The discussion revolving around Colin Kaepernick and his decisions to first sit and then kneel during the national anthem continues to serve as a symbol of what’s wrong with our nation’s discussion of race and how certain minority groups are viewed and treated, especially when they interact with law enforcement.
Instead of dealing with the issue that Mr. Kaepernick has attempted to bring light to, athletes and other public figures have spent their time debating whether or not his status as a second string quarterback qualifies him to make public statements, whether he’s been converted to radicalized Islam by his Muslim girlfriend, or whether his perceived lack of patriotism disqualifies him from having a legitimate opinion.
These peripheral conversations serve only to divert our attention away from Mr. Kaepernick’s original point of discussion: The experiences that black and brown people have when they come into contact with police, the most recent public symbol being the shooting death of Terence Crutcher, an unarmed black man in Tulsa which was recorded on multiple police cameras.
The tactics used to try to discredit Mr. Kaepernick and deflect attention away from the issue that he’s trying to address have been outlined in the book 48 Laws of Power, written by Robert Greene.
In 48 Laws of Power, Mr. Greene outlines three tactics that clearly apply to how Mr. Kaepernick has been viewed and presented through mainstream media. Law 31 says, “Control the options — get others to play with the cards you deal- The best deceptions are the ones that seem to give the other person a choice: Your victims feel they are in control, but are actually your puppets. Give people options that come out in your favor whichever one they choose. Force them to make choices between the lesser of two evils, both of which serve your purpose. Put them on the horns of a dilemma: They are gored wherever they turn.”
The false dilemma of the current conversation about race and policing is that you either have to be for police or against them. There is no middle ground. Once you take a stand, in Kaepernick’s case a knee, against police brutality, you are immediately branded as someone who hates all police and supports all criminals. Neither of these is actually true. We are told that there is no middle ground, but there is and it’s up to discerning citizens to make sure that middle ground isn’t lost.
Law 37 states, “Create compelling spectacles- Striking imagery and grand symbolic gestures create the aura of power – everyone responds to them. Stage spectacles for those around you, then full of arresting visuals and radiant symbols that heighten your presence. Dazzled by appearances, no one will notice what you are really doing.”
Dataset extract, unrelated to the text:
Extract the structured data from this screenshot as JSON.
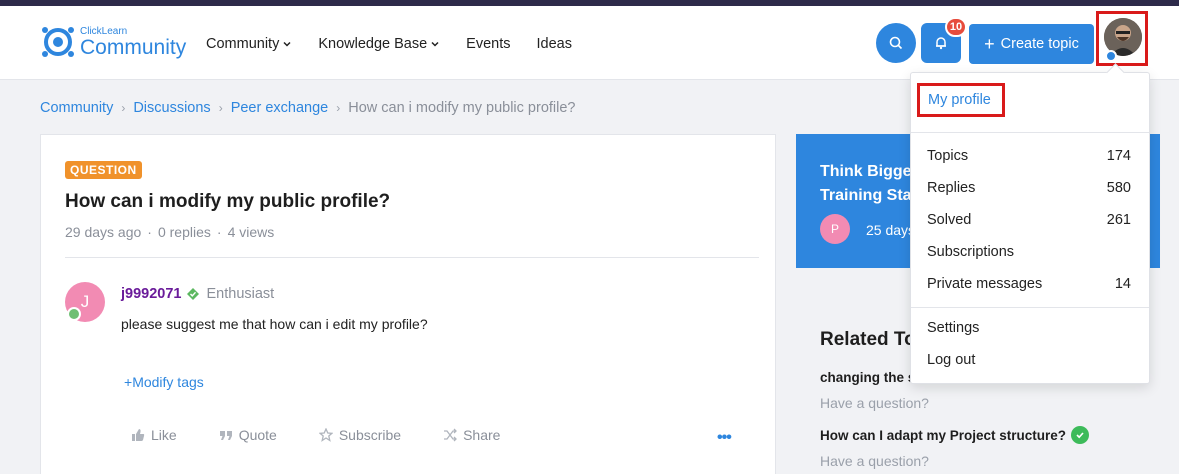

What better spectacle than the celebrations that occur when the United States flag is raised before a sporting event? By requiring people to take part in the celebration of the flag as a public symbol of their patriotism, the spectacle is on the gesture and not remembering or questioning the principles and practices that helped to make America the great nation that it is. Practices such as adhering to a philosophy of manifest destiny to justify exerting power and authority over those who were militarily weaker and less sophisticated.
Law 42 states, “Strike the shepherd and the sheep will scatter- Trouble can often be traced to a single strong individual – the stirrer, the arrogant underling, the poisoned of goodwill. If you allow such people room to operate, others will succumb to their influence. Do not wait for the troubles they cause to multiply, do not try to negotiate with them – they are irredeemable. Neutralize their influence by isolating or banishing them. Strike at the source of the trouble and the sheep will scatter.”
The act of silencing the lead troublemaker has been the primary practice of those who oppose equal rights. The thought is that if you can silence their voice, you can silence their influence. Or if you inflict enough pain on that person, those who follow them will fear experiencing the same thing and cease to follow them. The irony of how Mr. Kaepernick has been treated is that it has actually led to more people following his lead and imitating him.
Mr. Greene’s laws can be summarized through the words distract, divide, and conquer. Distract from the actual subject that was originally brought up by not addressing it, and instead bringing attention to something totally unrelated. Divide by making the new issue that you have brought up the thing to be focused on and villainize anyone who tries to bring the conversation back to its original point of focus. Conquer those who tried to bring attention to the original problem by making them out to be the bad guy for bringing the subject up in the first place.
As a former police officer for the City of St. Louis, MO, I know that Mr. Greene’s laws are used by police departments when they want to silence someone who makes them look bad. Instead of dealing with the problem of police abuse and misconduct head on, many people attempt to draw our attention away from its reality and focus on peripheral things, like the national anthem.
Instead of spending so much time questioning Mr. Kaepernick’s patriotism, we should be working on solutions that help police officers not immediately judge black males as being dangerous or immediately assume that they are “bad dudes” who are “on something” as the helicopter pilot exclaimed about Mr. Crutcher. In focusing on legitimate solutions, we will hopefully be able to save more lives. What’s more patriotic than that?